My mistake this last time, apparently, was saying to the agent—with a friendly smile, mind you—that this always happens to me and I realized she had to pat me down. Instead of defusing the situation, though, my comment seemed to set off a suspicion in her. She proceeded to slowly explain why she had to check me. When I politely mentioned that she didn’t need to explain, and to please go right ahead as my flight was boarding soon, she stared at me coldly and called her supervisor over.
Then, with the supervisor watching, she began reiterating why I had to be patted down, running her hands all over my private parts as she was doing so. The fact that she fixed a cruel stare upon me while she did is what made this experience feel, for the first time, violating. It sent me into the disassociated space I was still in an hour later, my heart racing and my body slightly shaking. All because the TSA has yet to acknowledge us.

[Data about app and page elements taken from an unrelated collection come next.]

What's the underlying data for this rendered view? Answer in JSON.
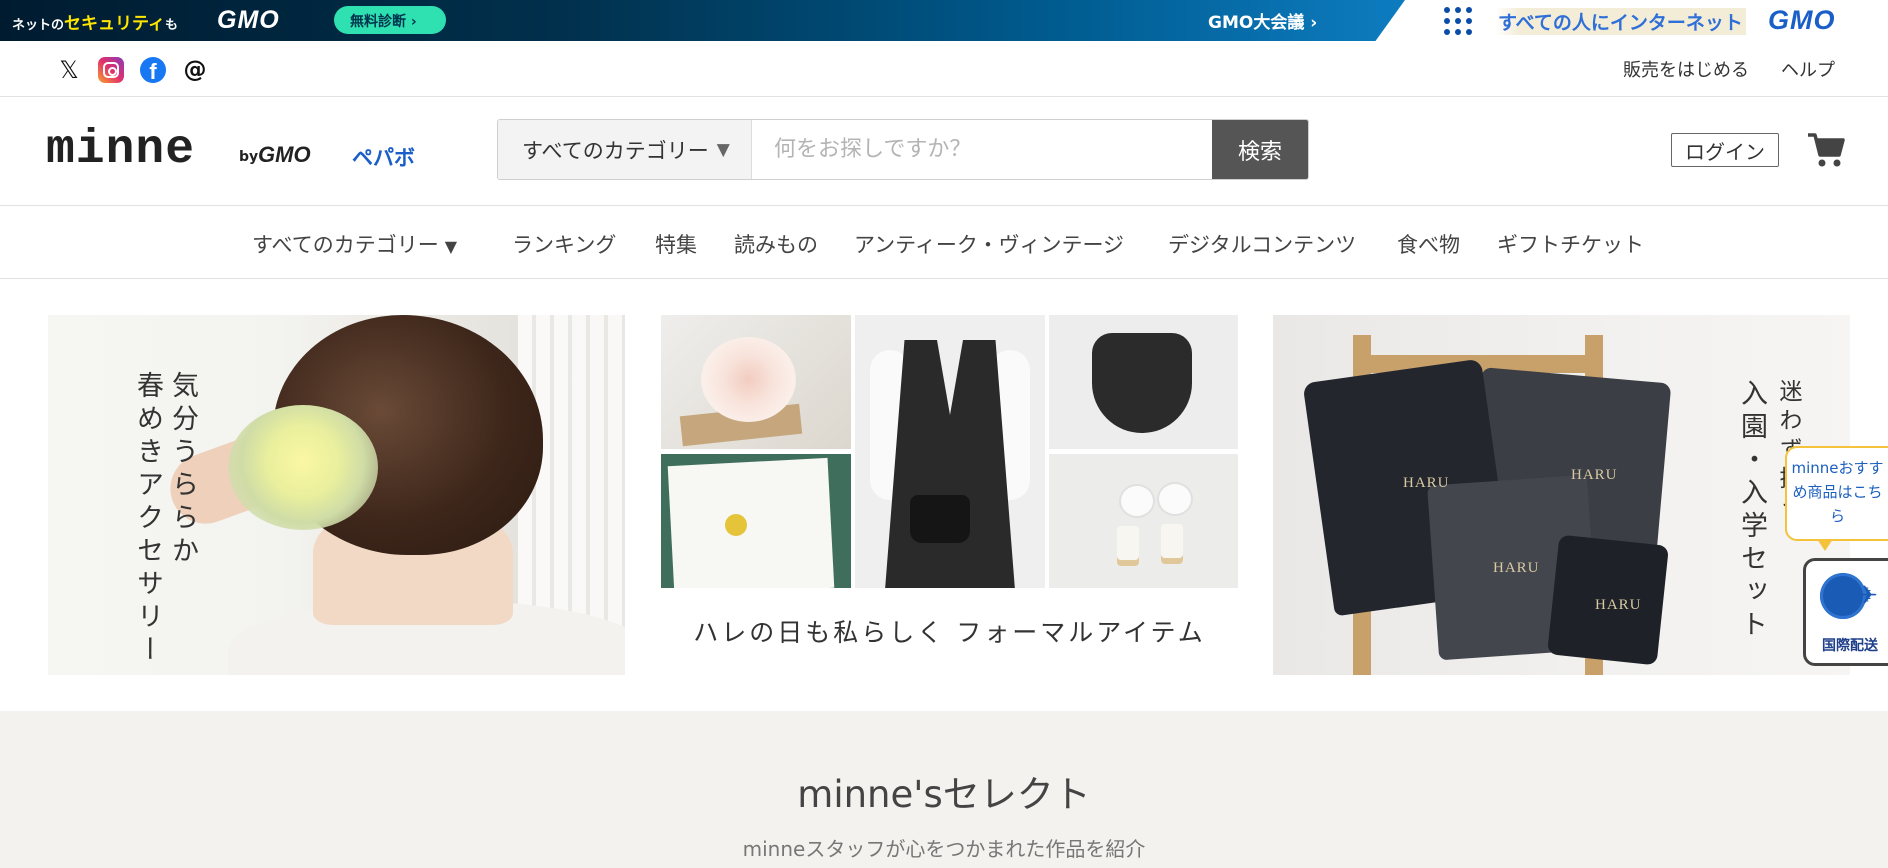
{
  "gmo_banner": {
    "security_prefix": "ネットの",
    "security_highlight": "セキュリティ",
    "security_suffix": "も",
    "logo_left": "GMO",
    "diagnosis_button": "無料診断 ›",
    "conference_link": "GMO大会議 ›",
    "tagline": "すべての人にインターネット",
    "logo_right": "GMO"
  },
  "util_bar": {
    "social_icons": [
      "x-icon",
      "instagram-icon",
      "facebook-icon",
      "threads-icon"
    ],
    "links": [
      "販売をはじめる",
      "ヘルプ"
    ]
  },
  "header": {
    "logo_text": "minne",
    "logo_by": "by",
    "logo_gmo": "GMO",
    "logo_pepabo": "ペパボ",
    "category_select": "すべてのカテゴリー",
    "search_placeholder": "何をお探しですか？",
    "search_button": "検索",
    "login_button": "ログイン"
  },
  "nav": {
    "items": [
      "すべてのカテゴリー",
      "ランキング",
      "特集",
      "読みもの",
      "アンティーク・ヴィンテージ",
      "デジタルコンテンツ",
      "食べ物",
      "ギフトチケット"
    ]
  },
  "banners": {
    "left_line1": "気分うららか",
    "left_line2": "春めきアクセサリー",
    "center_caption": "ハレの日も私らしく フォーマルアイテム",
    "right_line1": "迷わず揃う",
    "right_line2": "入園・入学セット",
    "bag_label": "HARU"
  },
  "floating": {
    "recommend_bubble": "minneおすすめ商品はこちら",
    "shipping_label": "国際配送"
  },
  "select_section": {
    "title": "minne'sセレクト",
    "subtitle": "minneスタッフが心をつかまれた作品を紹介"
  },
  "colors": {
    "search_button_bg": "#555555",
    "select_bg": "#f3f2ef",
    "accent_yellow": "#f4c23b"
  }
}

A few days after my upsetting incident, I found my reality echoed in the words of trans actress Laverne Cox. While appearing on The Late Show with Stephen Colbert, she stated, “Bathroom bills are not really about bathrooms, they’re about whether trans people have the right to exist in public spaces … I exist. I have a right to exist in public spaces.”
I agree. Both trans and intersex people have a right to exist in public spaces, but there is an ongoing effort by medical, government, and other institutions to discourage or limit our ability to do so. I am routinely stopped and made to undergo physical examinations at airports simply because my sex is different than the available categories of male or female. It’s made flying an anxiety-provoking drag, to say the least.
What I’ve been left wondering is, what is all the fear about? Trans, intersex, and gender non-conforming people are just a variation on a human theme, like people with green eyes or red hair. I’ll even add that because, in our case, the theme is gender, we may actually have some valuable insights about gender to share with the rest of the world. No matter what folks think of us, though, we won’t stop standing up and speaking out for what we know is right—and we won’t hide. In fact, I’m getting on another flight later this month. Wish me luck!
Hida Viloria is a writer and intersex activist, chairperson of the Organization Intersex International (OII), and founding director of its American affiliate the Intersex Campaign for Equality, also known as OII-USA. Hida's mission is to obtain equality for intersex and nonbinary people as part of a broader vision for a world that accepts and values difference of every kind.